“In Study 201, lecanemab showed robust clearance of brain amyloid and slowing of clinical decline across several clinical and biomarker endpoints. This sensitivity analysis shows lecanemab clinical efficacy results across statistical models are consistent, reliable and further enhances our confidence in the clinical potential of this investigational therapy,” said Michael Irizarry, M.D., Vice President, Deputy Chief Clinical Officer, Neurology Business Group, Eisai Inc. “Through our comprehensive research program, we will continue to advance the understanding of how this anti-amyloid beta protofibril antibody may play a role in the treatment of early and preclinical AD. In March 2021, Eisai completed enrollment of 1,795 patients with early Alzheimer’s disease in our confirmatory Phase 3 Clarity AD clinical study. The Phase 3 clinical study, AHEAD 3-45, is currently exploring lecanemab’s safety and efficacy in individuals with preclinical AD.”

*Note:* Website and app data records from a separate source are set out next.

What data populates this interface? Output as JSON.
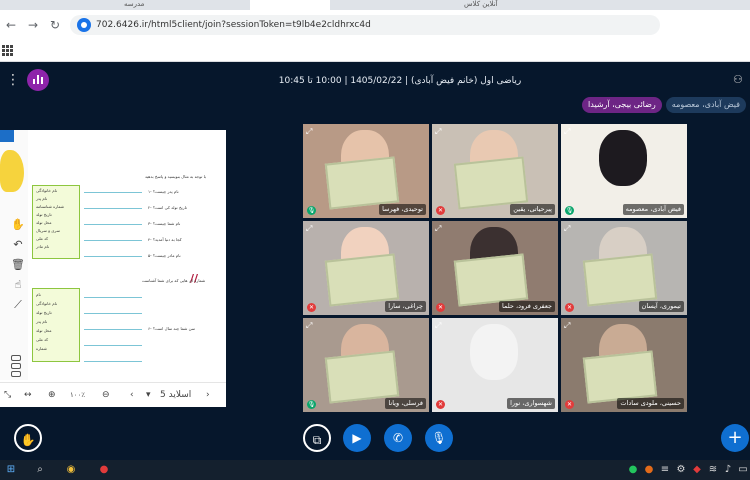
{
  "browser": {
    "tabs": [
      "مدرسه",
      "",
      "آنلاین کلاس"
    ],
    "url": "702.6426.ir/html5client/join?sessionToken=t9lb4e2cldhrxc4d"
  },
  "app": {
    "meeting_title": "ریاضی اول (خانم فیض آبادی) | 1405/02/22 | 10:00 تا 10:45",
    "talking": [
      "فیض آبادی، معصومه",
      "رضائی بیجی، آرشیدا"
    ]
  },
  "presentation": {
    "slide_label": "اسلاید 5",
    "zoom": "۱۰۰٪",
    "slide_texts": {
      "heading1": "با توجه به مثال بنویسید و پاسخ بدهید",
      "heading2": "شماره ای هایی که برای شما آشناست",
      "q1": "۱- نام پدر چیست؟",
      "q2": "۲- تاریخ تولد کی است؟",
      "q3": "۳- نام شما چیست؟",
      "q4": "۴- کجا به دنیا آمدید؟",
      "q5": "۵- نام مادر چیست؟",
      "q6": "۶- سن شما چند سال است؟"
    },
    "box1_items": [
      "نام خانوادگی",
      "نام پدر",
      "شماره شناسنامه",
      "تاریخ تولد",
      "محل تولد",
      "سری و سریال",
      "کد ملی",
      "نام مادر"
    ],
    "box2_items": [
      "نام",
      "نام خانوادگی",
      "تاریخ تولد",
      "نام پدر",
      "محل تولد",
      "کد ملی",
      "شماره"
    ]
  },
  "participants": [
    {
      "name": "توحیدی، فهرسا",
      "mic": "on",
      "bg": "#b89a86",
      "person": "#e6c3aa",
      "cert": true
    },
    {
      "name": "پیرحیاتی، یقین",
      "mic": "off",
      "bg": "#c9c0b5",
      "person": "#e9c9b2",
      "cert": true
    },
    {
      "name": "فیض آبادی، معصومه",
      "mic": "on",
      "bg": "#f2efe8",
      "person": "#1d1a1f",
      "cert": false
    },
    {
      "name": "چراغی، سارا",
      "mic": "off",
      "bg": "#b8b1ad",
      "person": "#f1d2bf",
      "cert": true
    },
    {
      "name": "جعفری فرود، حلما",
      "mic": "off",
      "bg": "#907c70",
      "person": "#3b3030",
      "cert": true
    },
    {
      "name": "تیموری، آیسان",
      "mic": "off",
      "bg": "#b7b5b2",
      "person": "#d8cfc5",
      "cert": true
    },
    {
      "name": "فرسلی، ویانا",
      "mic": "on",
      "bg": "#a99a8f",
      "person": "#d9b59e",
      "cert": true
    },
    {
      "name": "شهسواری، نورا",
      "mic": "off",
      "bg": "#e7e7e7",
      "person": "#f3f3f3",
      "cert": false
    },
    {
      "name": "حسینی، ملودی سادات",
      "mic": "off",
      "bg": "#8b7b6e",
      "person": "#c9ab94",
      "cert": true
    }
  ],
  "colors": {
    "app_bg": "#06172c",
    "accent_blue": "#0f6fd1",
    "talker_purple": "#6d2585",
    "mic_on": "#0aa56b",
    "mic_off": "#e23b3b"
  },
  "icons": {
    "tile_expand": "⤢",
    "mic_on": "🎙",
    "mic_off": "✕"
  }
}
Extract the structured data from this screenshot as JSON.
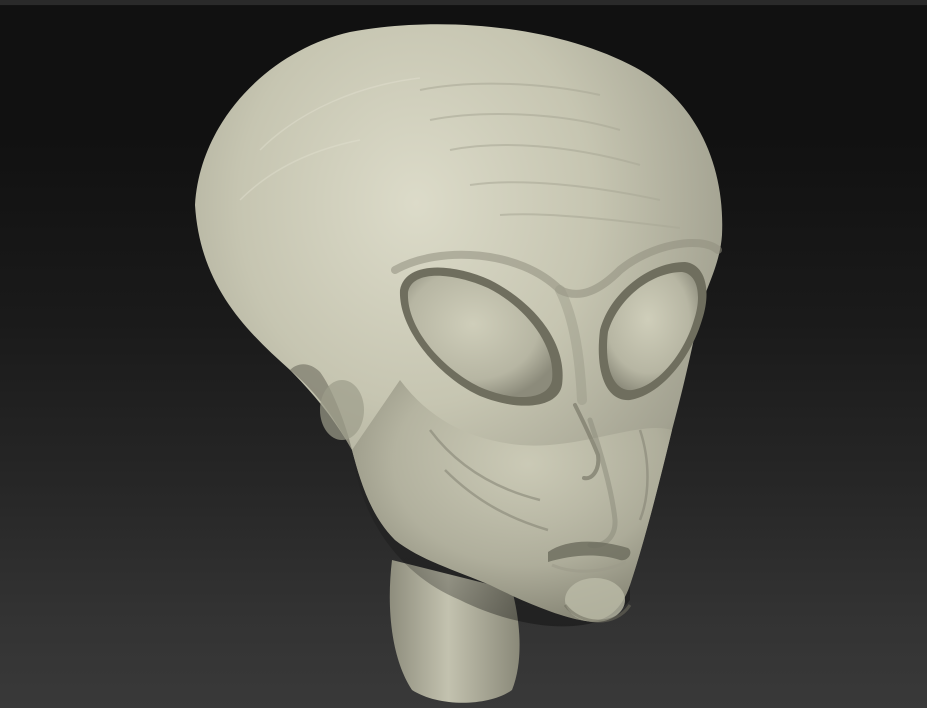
{
  "viewport": {
    "background_top": "#111111",
    "background_bottom": "#393939"
  },
  "model": {
    "subject": "alien-head-sculpt",
    "material_color": "#c9c8b4",
    "shadow_color": "#6f6e5e",
    "highlight_color": "#e4e3d2"
  }
}
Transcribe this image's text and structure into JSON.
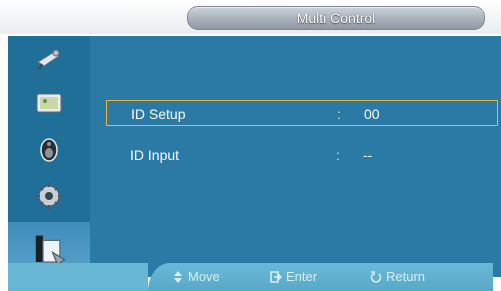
{
  "window": {
    "title": "Multi Control"
  },
  "sidebar": {
    "items": [
      {
        "name": "picture-icon",
        "active": false
      },
      {
        "name": "screen-icon",
        "active": false
      },
      {
        "name": "sound-icon",
        "active": false
      },
      {
        "name": "setup-icon",
        "active": false
      },
      {
        "name": "multi-control-icon",
        "active": true
      }
    ]
  },
  "menu": {
    "items": [
      {
        "label": "ID Setup",
        "separator": ":",
        "value": "00",
        "selected": true
      },
      {
        "label": "ID Input",
        "separator": ":",
        "value": "--",
        "selected": false
      }
    ]
  },
  "help": {
    "move": "Move",
    "enter": "Enter",
    "return": "Return"
  },
  "colors": {
    "panel": "#2b7aa6",
    "sidebar": "#1f6f99",
    "selection_border": "#e9b63c",
    "help_bar": "#67b6d4"
  }
}
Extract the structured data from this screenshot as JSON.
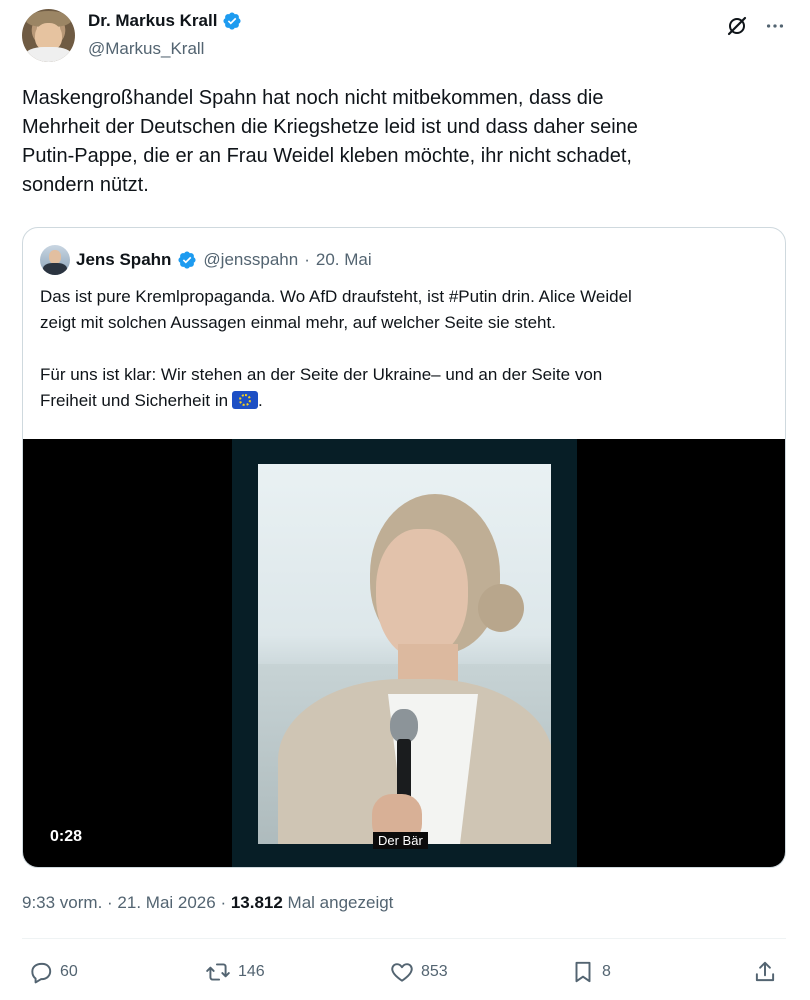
{
  "tweet": {
    "author": {
      "display_name": "Dr. Markus Krall",
      "handle": "@Markus_Krall",
      "verified": true
    },
    "text_lines": [
      "Maskengroßhandel Spahn hat noch nicht mitbekommen, dass die",
      "Mehrheit der Deutschen die Kriegshetze leid ist und dass daher seine",
      "Putin-Pappe, die er an Frau Weidel kleben möchte, ihr nicht schadet,",
      "sondern nützt."
    ],
    "quote": {
      "author": {
        "display_name": "Jens Spahn",
        "handle": "@jensspahn",
        "verified": true
      },
      "separator": "·",
      "date": "20. Mai",
      "paragraph1_lines": [
        "Das ist pure Kremlpropaganda. Wo AfD draufsteht, ist #Putin drin. Alice Weidel",
        "zeigt mit solchen Aussagen einmal mehr, auf welcher Seite sie steht."
      ],
      "paragraph2_lines": [
        "Für uns ist klar: Wir stehen an der Seite der Ukraine– und an der Seite von",
        "Freiheit und Sicherheit in"
      ],
      "paragraph2_end": ".",
      "flag_icon": "eu-flag-icon",
      "video": {
        "duration": "0:28",
        "caption": "Der Bär"
      }
    },
    "meta": {
      "time": "9:33 vorm.",
      "sep1": " · ",
      "date": "21. Mai 2026",
      "sep2": " · ",
      "views": "13.812",
      "views_label": " Mal angezeigt"
    },
    "actions": {
      "replies": "60",
      "retweets": "146",
      "likes": "853",
      "bookmarks": "8"
    },
    "colors": {
      "verified_blue": "#1d9bf0",
      "secondary_text": "#536471",
      "primary_text": "#0f1419",
      "border": "#cfd9de"
    },
    "icons": [
      "verified-badge-icon",
      "grok-icon",
      "more-icon",
      "reply-icon",
      "retweet-icon",
      "like-icon",
      "bookmark-icon",
      "share-icon"
    ]
  }
}
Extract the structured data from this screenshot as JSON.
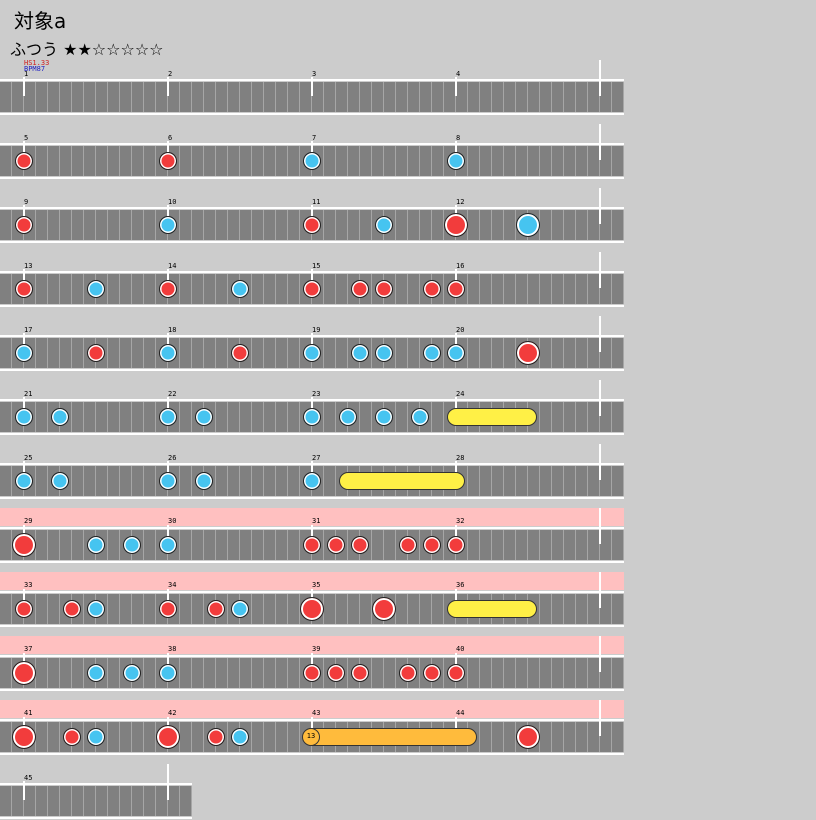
{
  "title": "対象a",
  "difficulty": {
    "label": "ふつう",
    "stars": "★★☆☆☆☆☆"
  },
  "info": {
    "hs": "HS1.33",
    "bpm": "BPM87"
  },
  "colors": {
    "background": "#cccccc",
    "lane": "#808080",
    "gogo": "#ffc0c0",
    "don": "#f23c3c",
    "ka": "#46c4f0",
    "drumroll": "#fff046",
    "balloon": "#ffbb3c"
  },
  "beats_per_measure": 12,
  "rows": [
    {
      "measures": [
        1,
        2,
        3,
        4
      ],
      "gogo": false,
      "notes": [],
      "rolls": []
    },
    {
      "measures": [
        5,
        6,
        7,
        8
      ],
      "gogo": false,
      "notes": [
        [
          0,
          "red",
          "small"
        ],
        [
          12,
          "red",
          "small"
        ],
        [
          24,
          "blue",
          "small"
        ],
        [
          36,
          "blue",
          "small"
        ]
      ],
      "rolls": []
    },
    {
      "measures": [
        9,
        10,
        11,
        12
      ],
      "gogo": false,
      "notes": [
        [
          0,
          "red",
          "small"
        ],
        [
          12,
          "blue",
          "small"
        ],
        [
          24,
          "red",
          "small"
        ],
        [
          30,
          "blue",
          "small"
        ],
        [
          36,
          "red",
          "big"
        ],
        [
          42,
          "blue",
          "big"
        ]
      ],
      "rolls": []
    },
    {
      "measures": [
        13,
        14,
        15,
        16
      ],
      "gogo": false,
      "notes": [
        [
          0,
          "red",
          "small"
        ],
        [
          6,
          "blue",
          "small"
        ],
        [
          12,
          "red",
          "small"
        ],
        [
          18,
          "blue",
          "small"
        ],
        [
          24,
          "red",
          "small"
        ],
        [
          28,
          "red",
          "small"
        ],
        [
          30,
          "red",
          "small"
        ],
        [
          34,
          "red",
          "small"
        ],
        [
          36,
          "red",
          "small"
        ]
      ],
      "rolls": []
    },
    {
      "measures": [
        17,
        18,
        19,
        20
      ],
      "gogo": false,
      "notes": [
        [
          0,
          "blue",
          "small"
        ],
        [
          6,
          "red",
          "small"
        ],
        [
          12,
          "blue",
          "small"
        ],
        [
          18,
          "red",
          "small"
        ],
        [
          24,
          "blue",
          "small"
        ],
        [
          28,
          "blue",
          "small"
        ],
        [
          30,
          "blue",
          "small"
        ],
        [
          34,
          "blue",
          "small"
        ],
        [
          36,
          "blue",
          "small"
        ],
        [
          42,
          "red",
          "big"
        ]
      ],
      "rolls": []
    },
    {
      "measures": [
        21,
        22,
        23,
        24
      ],
      "gogo": false,
      "notes": [
        [
          0,
          "blue",
          "small"
        ],
        [
          3,
          "blue",
          "small"
        ],
        [
          12,
          "blue",
          "small"
        ],
        [
          15,
          "blue",
          "small"
        ],
        [
          24,
          "blue",
          "small"
        ],
        [
          27,
          "blue",
          "small"
        ],
        [
          30,
          "blue",
          "small"
        ],
        [
          33,
          "blue",
          "small"
        ]
      ],
      "rolls": [
        {
          "start": 36,
          "end": 42,
          "type": "yellow"
        }
      ]
    },
    {
      "measures": [
        25,
        26,
        27,
        28
      ],
      "gogo": false,
      "notes": [
        [
          0,
          "blue",
          "small"
        ],
        [
          3,
          "blue",
          "small"
        ],
        [
          12,
          "blue",
          "small"
        ],
        [
          15,
          "blue",
          "small"
        ],
        [
          24,
          "blue",
          "small"
        ]
      ],
      "rolls": [
        {
          "start": 27,
          "end": 36,
          "type": "yellow"
        }
      ]
    },
    {
      "measures": [
        29,
        30,
        31,
        32
      ],
      "gogo": true,
      "notes": [
        [
          0,
          "red",
          "big"
        ],
        [
          6,
          "blue",
          "small"
        ],
        [
          9,
          "blue",
          "small"
        ],
        [
          12,
          "blue",
          "small"
        ],
        [
          24,
          "red",
          "small"
        ],
        [
          26,
          "red",
          "small"
        ],
        [
          28,
          "red",
          "small"
        ],
        [
          32,
          "red",
          "small"
        ],
        [
          34,
          "red",
          "small"
        ],
        [
          36,
          "red",
          "small"
        ]
      ],
      "rolls": []
    },
    {
      "measures": [
        33,
        34,
        35,
        36
      ],
      "gogo": true,
      "notes": [
        [
          0,
          "red",
          "small"
        ],
        [
          4,
          "red",
          "small"
        ],
        [
          6,
          "blue",
          "small"
        ],
        [
          12,
          "red",
          "small"
        ],
        [
          16,
          "red",
          "small"
        ],
        [
          18,
          "blue",
          "small"
        ],
        [
          24,
          "red",
          "big"
        ],
        [
          30,
          "red",
          "big"
        ]
      ],
      "rolls": [
        {
          "start": 36,
          "end": 42,
          "type": "yellow"
        }
      ]
    },
    {
      "measures": [
        37,
        38,
        39,
        40
      ],
      "gogo": true,
      "notes": [
        [
          0,
          "red",
          "big"
        ],
        [
          6,
          "blue",
          "small"
        ],
        [
          9,
          "blue",
          "small"
        ],
        [
          12,
          "blue",
          "small"
        ],
        [
          24,
          "red",
          "small"
        ],
        [
          26,
          "red",
          "small"
        ],
        [
          28,
          "red",
          "small"
        ],
        [
          32,
          "red",
          "small"
        ],
        [
          34,
          "red",
          "small"
        ],
        [
          36,
          "red",
          "small"
        ]
      ],
      "rolls": []
    },
    {
      "measures": [
        41,
        42,
        43,
        44
      ],
      "gogo": true,
      "notes": [
        [
          0,
          "red",
          "big"
        ],
        [
          4,
          "red",
          "small"
        ],
        [
          6,
          "blue",
          "small"
        ],
        [
          12,
          "red",
          "big"
        ],
        [
          16,
          "red",
          "small"
        ],
        [
          18,
          "blue",
          "small"
        ],
        [
          42,
          "red",
          "big"
        ]
      ],
      "rolls": [
        {
          "start": 24,
          "end": 37,
          "type": "orange",
          "label": "13"
        }
      ]
    },
    {
      "measures": [
        45
      ],
      "gogo": false,
      "notes": [],
      "rolls": []
    }
  ]
}
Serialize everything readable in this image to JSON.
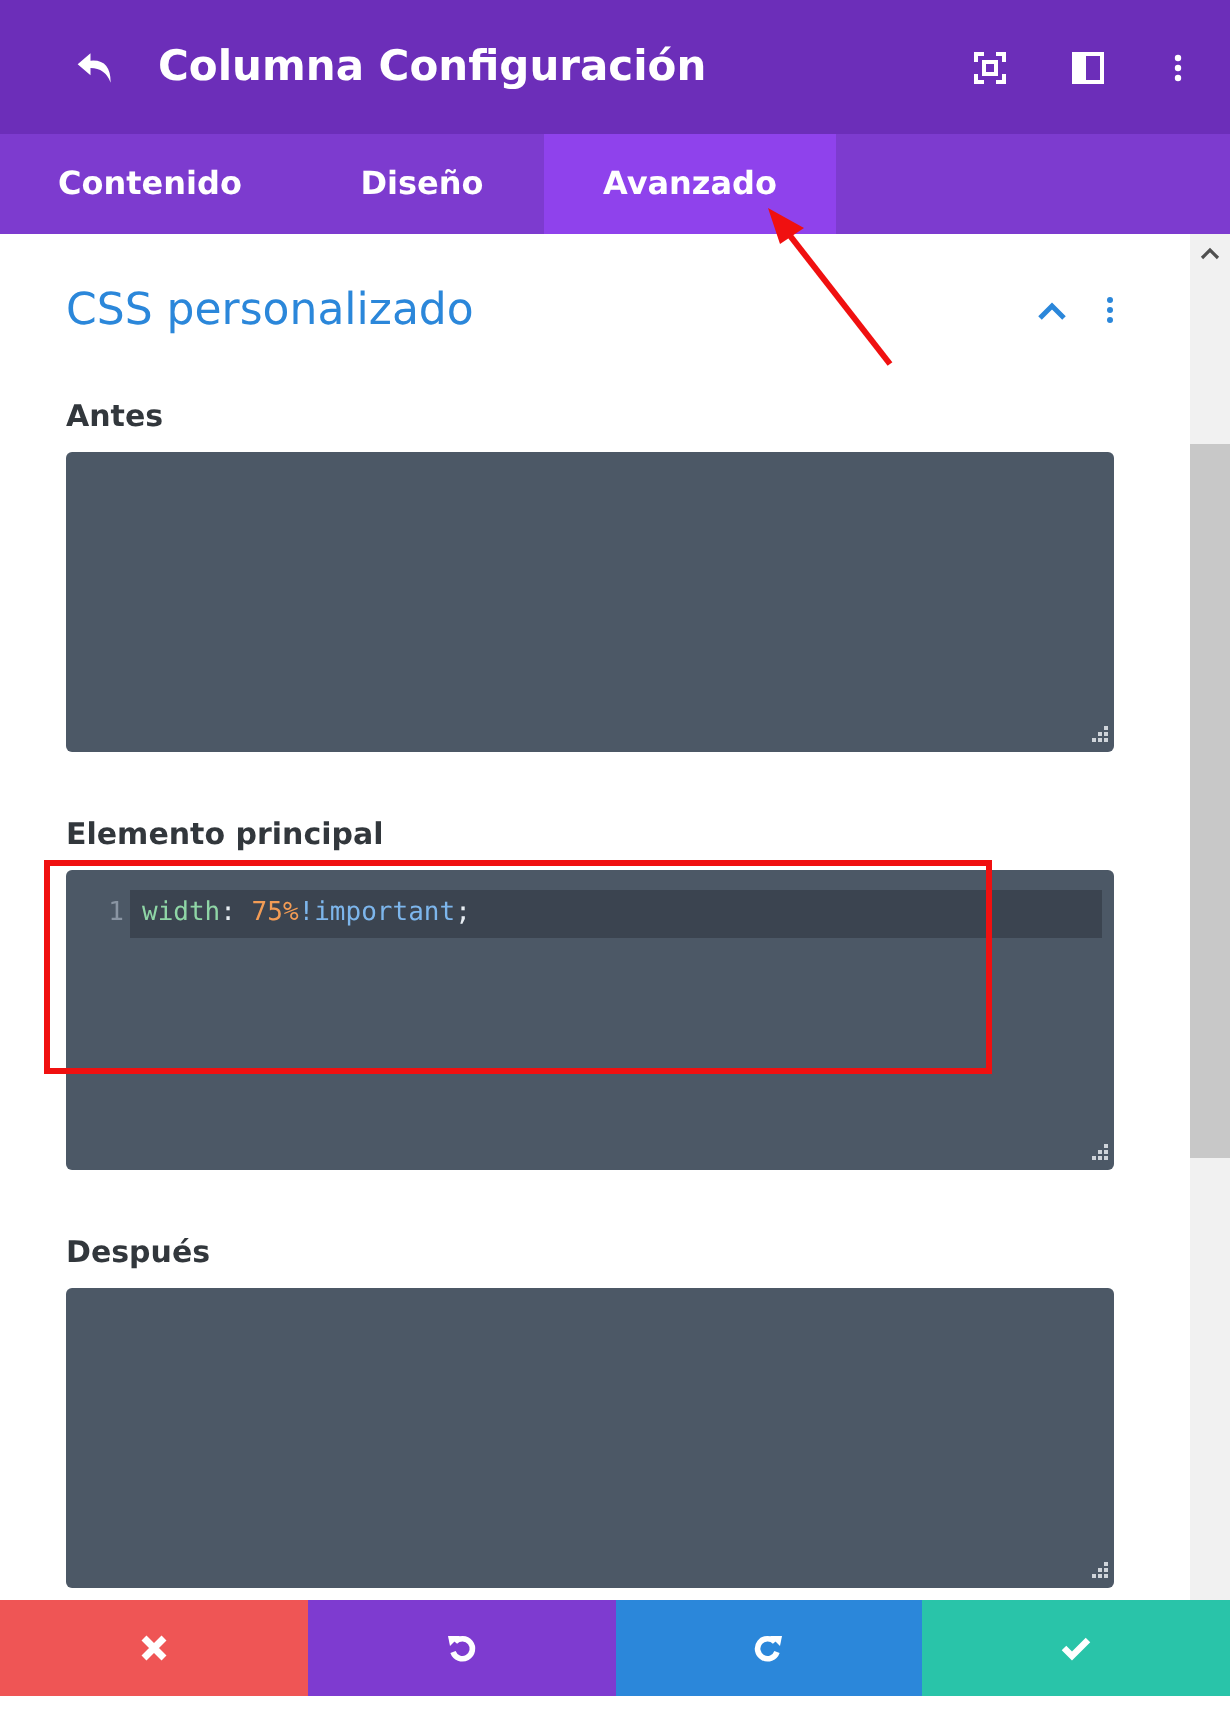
{
  "header": {
    "title": "Columna Configuración"
  },
  "tabs": [
    {
      "label": "Contenido",
      "selected": false
    },
    {
      "label": "Diseño",
      "selected": false
    },
    {
      "label": "Avanzado",
      "selected": true
    }
  ],
  "section": {
    "title": "CSS personalizado",
    "expanded": true
  },
  "fields": [
    {
      "label": "Antes"
    },
    {
      "label": "Elemento principal",
      "lines": [
        {
          "number": "1",
          "active": true,
          "tokens": [
            {
              "kind": "property",
              "text": "width"
            },
            {
              "kind": "punct",
              "text": ": "
            },
            {
              "kind": "number",
              "text": "75%"
            },
            {
              "kind": "keyword",
              "text": "!important"
            },
            {
              "kind": "punct",
              "text": ";"
            }
          ]
        }
      ]
    },
    {
      "label": "Después"
    }
  ],
  "footer_buttons": [
    {
      "kind": "cancel"
    },
    {
      "kind": "undo"
    },
    {
      "kind": "redo"
    },
    {
      "kind": "save"
    }
  ],
  "annotations": {
    "highlight_box": true,
    "arrow": true
  }
}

This release discusses investigational uses of an agent in development and is not intended to convey conclusions about efficacy or safety. There is no guarantee that such investigational agent will successfully complete clinical development or gain health authority approval.
For more information, visit https://www.eisai.com/news/2021/news202187.html.
Copyright ©2021 JCN Newswire. All rights reserved. A division of Japan Corporate News Network.